- Your assignment -
Every line of the listing that contains the word "genehmigen" is to be copied out.
Exercise data START
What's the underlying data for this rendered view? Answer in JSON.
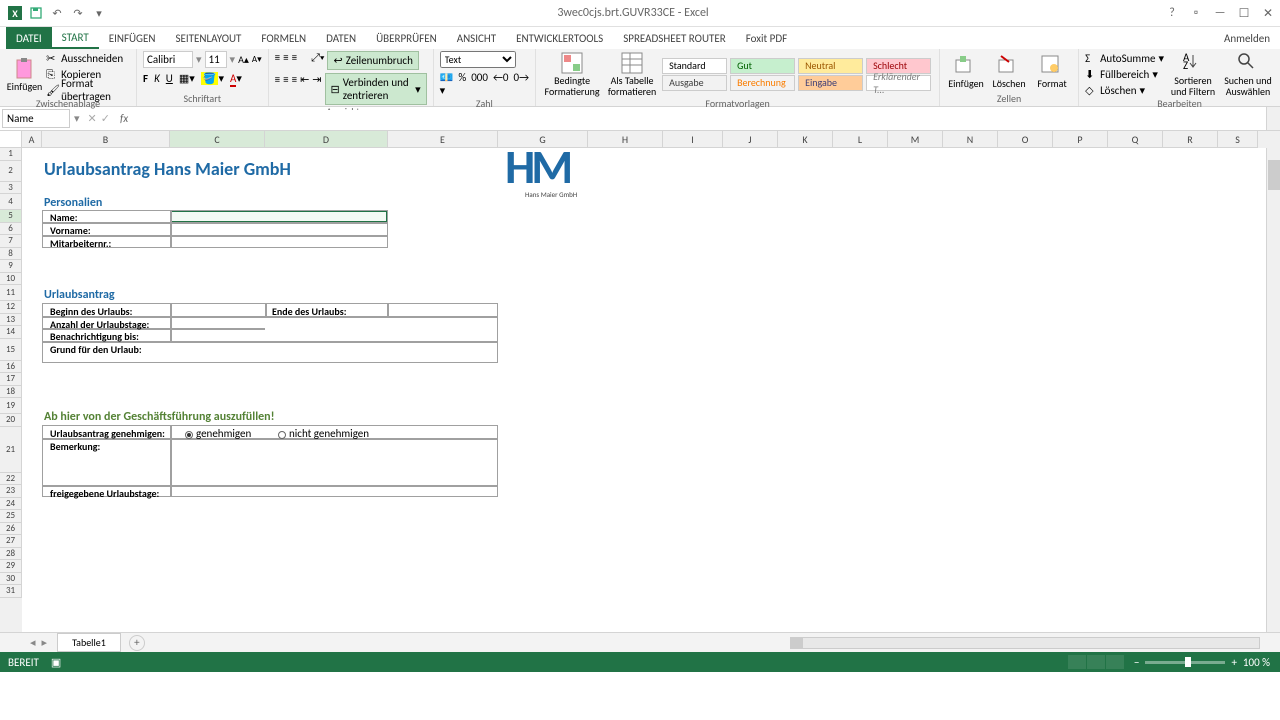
{
  "app": {
    "title": "3wec0cjs.brt.GUVR33CE - Excel",
    "signin": "Anmelden"
  },
  "tabs": [
    "DATEI",
    "START",
    "EINFÜGEN",
    "SEITENLAYOUT",
    "FORMELN",
    "DATEN",
    "ÜBERPRÜFEN",
    "ANSICHT",
    "ENTWICKLERTOOLS",
    "SPREADSHEET ROUTER",
    "Foxit PDF"
  ],
  "active_tab": "START",
  "ribbon": {
    "clipboard": {
      "label": "Zwischenablage",
      "paste": "Einfügen",
      "cut": "Ausschneiden",
      "copy": "Kopieren",
      "format": "Format übertragen"
    },
    "font": {
      "label": "Schriftart",
      "name": "Calibri",
      "size": "11"
    },
    "alignment": {
      "label": "Ausrichtung",
      "wrap": "Zeilenumbruch",
      "merge": "Verbinden und zentrieren"
    },
    "number": {
      "label": "Zahl",
      "format": "Text"
    },
    "styles": {
      "label": "Formatvorlagen",
      "conditional": "Bedingte Formatierung",
      "table": "Als Tabelle formatieren",
      "cells": [
        {
          "name": "Standard",
          "bg": "#fff",
          "color": "#000"
        },
        {
          "name": "Gut",
          "bg": "#c6efce",
          "color": "#006100"
        },
        {
          "name": "Neutral",
          "bg": "#ffeb9c",
          "color": "#9c5700"
        },
        {
          "name": "Schlecht",
          "bg": "#ffc7ce",
          "color": "#9c0006"
        },
        {
          "name": "Ausgabe",
          "bg": "#f2f2f2",
          "color": "#3f3f3f"
        },
        {
          "name": "Berechnung",
          "bg": "#f2f2f2",
          "color": "#fa7d00"
        },
        {
          "name": "Eingabe",
          "bg": "#ffcc99",
          "color": "#3f3f76"
        },
        {
          "name": "Erklärender T...",
          "bg": "#fff",
          "color": "#7f7f7f"
        }
      ]
    },
    "cells": {
      "label": "Zellen",
      "insert": "Einfügen",
      "delete": "Löschen",
      "format": "Format"
    },
    "editing": {
      "label": "Bearbeiten",
      "sum": "AutoSumme",
      "fill": "Füllbereich",
      "clear": "Löschen",
      "sort": "Sortieren und Filtern",
      "find": "Suchen und Auswählen"
    }
  },
  "namebox": "Name",
  "columns": [
    "A",
    "B",
    "C",
    "D",
    "E",
    "G",
    "H",
    "I",
    "J",
    "K",
    "L",
    "M",
    "N",
    "O",
    "P",
    "Q",
    "R",
    "S"
  ],
  "doc": {
    "title": "Urlaubsantrag Hans Maier GmbH",
    "logo_sub": "Hans Maier GmbH",
    "sec1": "Personalien",
    "name": "Name:",
    "vorname": "Vorname:",
    "mitnr": "Mitarbeiternr.:",
    "sec2": "Urlaubsantrag",
    "beginn": "Beginn des Urlaubs:",
    "ende": "Ende des Urlaubs:",
    "anzahl": "Anzahl der Urlaubstage:",
    "benach": "Benachrichtigung bis:",
    "grund": "Grund für den Urlaub:",
    "sec3": "Ab hier von der Geschäftsführung auszufüllen!",
    "genehm": "Urlaubsantrag genehmigen:",
    "opt1": "genehmigen",
    "opt2": "nicht genehmigen",
    "bemerk": "Bemerkung:",
    "freigeg": "freigegebene Urlaubstage:"
  },
  "sheet_tab": "Tabelle1",
  "status": {
    "ready": "BEREIT",
    "zoom": "100 %"
  }
}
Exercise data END
- Answer to the exercise -
    "genehm": "Urlaubsantrag genehmigen:",
    "opt1": "genehmigen",
    "opt2": "nicht genehmigen",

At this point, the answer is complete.